[[ SUPPLIED RECORDS open ]]

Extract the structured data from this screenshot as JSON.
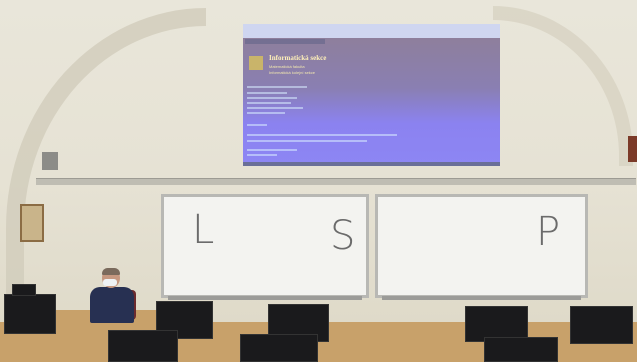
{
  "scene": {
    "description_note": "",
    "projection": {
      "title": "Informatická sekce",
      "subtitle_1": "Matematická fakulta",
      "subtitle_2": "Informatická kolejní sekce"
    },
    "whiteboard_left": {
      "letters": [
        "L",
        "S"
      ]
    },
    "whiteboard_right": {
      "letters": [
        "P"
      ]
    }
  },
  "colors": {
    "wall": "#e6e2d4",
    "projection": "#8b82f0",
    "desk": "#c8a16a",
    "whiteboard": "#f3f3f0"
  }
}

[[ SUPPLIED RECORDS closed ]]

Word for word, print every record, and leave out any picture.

ANSWER SPACE
Extract the structured data from this screenshot as JSON.
{
  "scene": {
    "description_note": "",
    "projection": {
      "title": "Informatická sekce",
      "subtitle_1": "Matematická fakulta",
      "subtitle_2": "Informatická kolejní sekce"
    },
    "whiteboard_left": {
      "letters": [
        "L",
        "S"
      ]
    },
    "whiteboard_right": {
      "letters": [
        "P"
      ]
    }
  },
  "colors": {
    "wall": "#e6e2d4",
    "projection": "#8b82f0",
    "desk": "#c8a16a",
    "whiteboard": "#f3f3f0"
  }
}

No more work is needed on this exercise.